  • For example, you might want to invite someone who codes or leads a community in Python, Javascript, or Ruby, and ask them to share a project or approach to documentation specific to their domain. Or, invite an architect, editor, designer, user experience professional, or support representative to talk about their approach to documentation projects and problems.

Try different formats. Alternatives:

If you can’t find a local speaker, find a video of a talk from a previous Write the Docs conference <http://www.writethedocs.org/conf/>. Ask the speaker(s) if they’re willing to field questions. Share the video with the group during the meetup. Set up questions and answers with the speaker during the Meetup. For one successful example, see the following Meetup: So you need to document an API

Starting the Meetup:

Make sure every attendee feels welcome. Spend a bit of time with everyone. Help attendees interact and network.

Joint meetup

Write the Docs shares interests with other meetups, such as

  • APIs
  • Agile
  • Programming languages
  • UI
  • Content Strategy
  • QA

You can set up topics of interest to multiple meetups.

Meetup Logistics

Event Page:

Include a description of your topic, a speaker bio (if available), a schedule, and details about your meeting location.

Venue:

Ideal location: an office with easy access to your community via car or public transportation.

If your location includes security, tell your members what they need to do to access the facility.

Make sure your location includes:

  • Wireless Internet Access: announce the network name and password at the start of the meetup.
  • Display equipment such as HDMI access to a monitor, or a projector.
  • Food and/or beverages: if possible, include vegan/vegetarian options, as well as non-alcoholic beverages.
  • Access for anyone who is disabled.

Meetup Day Checklist:

  • Arrive early.
  • Provide directions to your Meetup.
  • Greet everyone and make them feel welcome.
  • Help your speakers get set up. Put them at ease.
  • Do a head-count at to help you know how many people to expect at future Meetups.
  • Monitor the comments on your Meetup page.
  • Live tweet your Meetup.
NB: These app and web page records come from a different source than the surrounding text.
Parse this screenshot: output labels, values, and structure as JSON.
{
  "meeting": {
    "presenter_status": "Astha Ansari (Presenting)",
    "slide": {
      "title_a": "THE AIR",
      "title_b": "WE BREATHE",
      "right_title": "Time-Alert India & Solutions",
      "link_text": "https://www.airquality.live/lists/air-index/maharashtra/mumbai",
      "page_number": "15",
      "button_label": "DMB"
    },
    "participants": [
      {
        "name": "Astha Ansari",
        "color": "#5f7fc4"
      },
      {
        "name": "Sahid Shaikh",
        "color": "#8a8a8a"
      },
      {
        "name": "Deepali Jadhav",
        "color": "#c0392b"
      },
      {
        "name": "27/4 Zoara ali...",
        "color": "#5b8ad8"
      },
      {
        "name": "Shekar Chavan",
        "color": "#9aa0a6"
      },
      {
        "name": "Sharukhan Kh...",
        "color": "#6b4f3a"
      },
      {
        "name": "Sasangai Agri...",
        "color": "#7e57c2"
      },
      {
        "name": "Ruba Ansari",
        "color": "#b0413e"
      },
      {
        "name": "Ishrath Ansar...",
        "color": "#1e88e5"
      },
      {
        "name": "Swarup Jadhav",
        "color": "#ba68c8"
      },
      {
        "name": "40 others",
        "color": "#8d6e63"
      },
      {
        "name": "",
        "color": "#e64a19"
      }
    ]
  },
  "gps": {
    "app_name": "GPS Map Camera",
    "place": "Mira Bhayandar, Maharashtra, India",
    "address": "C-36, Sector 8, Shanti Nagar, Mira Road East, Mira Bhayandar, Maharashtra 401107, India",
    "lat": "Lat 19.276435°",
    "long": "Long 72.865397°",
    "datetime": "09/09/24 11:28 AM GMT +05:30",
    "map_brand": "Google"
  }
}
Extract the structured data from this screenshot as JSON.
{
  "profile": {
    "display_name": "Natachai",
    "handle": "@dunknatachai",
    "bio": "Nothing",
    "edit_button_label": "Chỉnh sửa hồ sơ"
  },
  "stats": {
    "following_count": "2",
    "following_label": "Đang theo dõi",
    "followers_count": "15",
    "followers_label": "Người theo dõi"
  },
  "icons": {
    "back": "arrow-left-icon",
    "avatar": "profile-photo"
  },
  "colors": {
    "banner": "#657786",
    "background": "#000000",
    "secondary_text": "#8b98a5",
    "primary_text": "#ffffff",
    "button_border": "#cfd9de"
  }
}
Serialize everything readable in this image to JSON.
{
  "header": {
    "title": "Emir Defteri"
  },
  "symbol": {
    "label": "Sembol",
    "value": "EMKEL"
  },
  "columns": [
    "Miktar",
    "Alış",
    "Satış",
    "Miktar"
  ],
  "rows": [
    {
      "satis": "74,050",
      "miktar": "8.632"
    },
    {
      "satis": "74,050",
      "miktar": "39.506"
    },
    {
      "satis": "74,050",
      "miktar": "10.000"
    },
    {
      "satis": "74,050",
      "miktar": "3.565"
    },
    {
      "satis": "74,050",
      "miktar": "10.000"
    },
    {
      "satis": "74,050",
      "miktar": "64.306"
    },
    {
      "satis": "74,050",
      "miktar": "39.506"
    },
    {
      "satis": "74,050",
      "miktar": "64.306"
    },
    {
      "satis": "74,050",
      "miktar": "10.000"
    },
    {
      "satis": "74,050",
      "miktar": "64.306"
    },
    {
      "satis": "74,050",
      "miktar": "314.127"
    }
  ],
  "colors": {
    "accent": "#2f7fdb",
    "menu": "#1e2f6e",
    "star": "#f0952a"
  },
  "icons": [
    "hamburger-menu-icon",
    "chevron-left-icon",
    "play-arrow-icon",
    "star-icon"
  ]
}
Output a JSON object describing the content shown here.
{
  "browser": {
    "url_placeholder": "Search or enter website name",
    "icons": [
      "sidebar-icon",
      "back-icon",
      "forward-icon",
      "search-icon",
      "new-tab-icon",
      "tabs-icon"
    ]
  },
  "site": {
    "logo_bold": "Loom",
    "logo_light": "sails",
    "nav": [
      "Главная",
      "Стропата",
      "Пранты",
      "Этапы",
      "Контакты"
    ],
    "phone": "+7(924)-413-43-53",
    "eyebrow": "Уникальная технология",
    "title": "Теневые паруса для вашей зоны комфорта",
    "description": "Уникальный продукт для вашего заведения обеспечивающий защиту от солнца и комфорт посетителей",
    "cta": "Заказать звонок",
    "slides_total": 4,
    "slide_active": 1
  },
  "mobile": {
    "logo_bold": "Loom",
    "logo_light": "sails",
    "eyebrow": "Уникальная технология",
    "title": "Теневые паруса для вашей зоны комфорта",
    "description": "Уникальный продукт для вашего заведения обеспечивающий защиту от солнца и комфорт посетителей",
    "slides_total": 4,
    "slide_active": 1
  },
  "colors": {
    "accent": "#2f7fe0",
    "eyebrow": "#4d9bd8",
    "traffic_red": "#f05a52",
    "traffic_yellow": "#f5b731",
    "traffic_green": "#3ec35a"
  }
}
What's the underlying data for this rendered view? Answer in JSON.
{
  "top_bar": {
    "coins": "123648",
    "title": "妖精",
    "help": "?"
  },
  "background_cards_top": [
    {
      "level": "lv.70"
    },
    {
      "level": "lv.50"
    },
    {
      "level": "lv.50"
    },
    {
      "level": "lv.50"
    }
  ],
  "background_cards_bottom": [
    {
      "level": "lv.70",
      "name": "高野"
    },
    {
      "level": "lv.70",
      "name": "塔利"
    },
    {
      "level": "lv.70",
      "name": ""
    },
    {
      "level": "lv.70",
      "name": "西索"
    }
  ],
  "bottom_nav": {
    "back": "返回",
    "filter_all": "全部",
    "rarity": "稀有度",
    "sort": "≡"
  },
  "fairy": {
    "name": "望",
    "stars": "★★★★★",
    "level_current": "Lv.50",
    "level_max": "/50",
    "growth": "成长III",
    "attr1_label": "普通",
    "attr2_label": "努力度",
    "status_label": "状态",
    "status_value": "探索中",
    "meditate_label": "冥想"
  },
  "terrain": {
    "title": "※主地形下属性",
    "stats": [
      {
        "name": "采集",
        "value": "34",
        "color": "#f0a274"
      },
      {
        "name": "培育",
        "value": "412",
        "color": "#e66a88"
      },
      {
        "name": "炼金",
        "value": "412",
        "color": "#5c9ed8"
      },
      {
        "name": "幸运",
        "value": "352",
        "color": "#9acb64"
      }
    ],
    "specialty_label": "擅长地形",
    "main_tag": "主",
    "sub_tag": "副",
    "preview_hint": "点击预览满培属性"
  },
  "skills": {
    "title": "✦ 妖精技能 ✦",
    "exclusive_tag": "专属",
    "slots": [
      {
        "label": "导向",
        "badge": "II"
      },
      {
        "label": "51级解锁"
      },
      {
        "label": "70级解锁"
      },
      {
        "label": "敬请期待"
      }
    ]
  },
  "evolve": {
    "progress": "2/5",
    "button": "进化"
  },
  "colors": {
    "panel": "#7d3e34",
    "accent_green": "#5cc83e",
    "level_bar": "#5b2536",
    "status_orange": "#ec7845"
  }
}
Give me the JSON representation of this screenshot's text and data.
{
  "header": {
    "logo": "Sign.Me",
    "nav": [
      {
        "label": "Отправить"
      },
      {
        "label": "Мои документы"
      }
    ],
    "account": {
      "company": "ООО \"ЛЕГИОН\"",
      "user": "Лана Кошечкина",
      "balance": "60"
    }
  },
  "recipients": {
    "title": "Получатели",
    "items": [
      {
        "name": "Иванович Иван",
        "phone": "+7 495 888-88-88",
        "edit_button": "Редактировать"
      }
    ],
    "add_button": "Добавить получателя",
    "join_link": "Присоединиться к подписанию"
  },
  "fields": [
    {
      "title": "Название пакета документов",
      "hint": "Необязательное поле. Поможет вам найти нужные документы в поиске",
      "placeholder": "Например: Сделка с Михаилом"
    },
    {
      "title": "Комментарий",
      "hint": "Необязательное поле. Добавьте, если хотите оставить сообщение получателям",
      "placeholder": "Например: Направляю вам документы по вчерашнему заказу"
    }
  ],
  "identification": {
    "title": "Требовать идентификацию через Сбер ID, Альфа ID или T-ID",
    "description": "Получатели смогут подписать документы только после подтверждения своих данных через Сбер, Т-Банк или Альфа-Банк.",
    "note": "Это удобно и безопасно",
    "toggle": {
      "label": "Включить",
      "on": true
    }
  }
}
Troubleshooting

Meetups don’t always go according to plan. The following list summarizes some of the problems that you might encounter with potential solutions:

What happens when your speaker cancels

When a speaker cancels, think of it as an opportunity! While it’s not convenient, it’s your chance to get others to participate. Here’s one approach:

Go around the “table”. Ask each attendee to:

  1. Introduce themselves
  2. Cite one major problem they have. Make notes.
  3. After the introductions are complete, ask people to comment on each problem.

After Your Meetup

  • Send a thank you note to your speakers. Ask them to post their slides.
  • Send a thank you note to your host.
  • Post pictures on your meetup page. Be sure to get permission.
  • Use Twitter to thank your attendees, speakers and sponsor.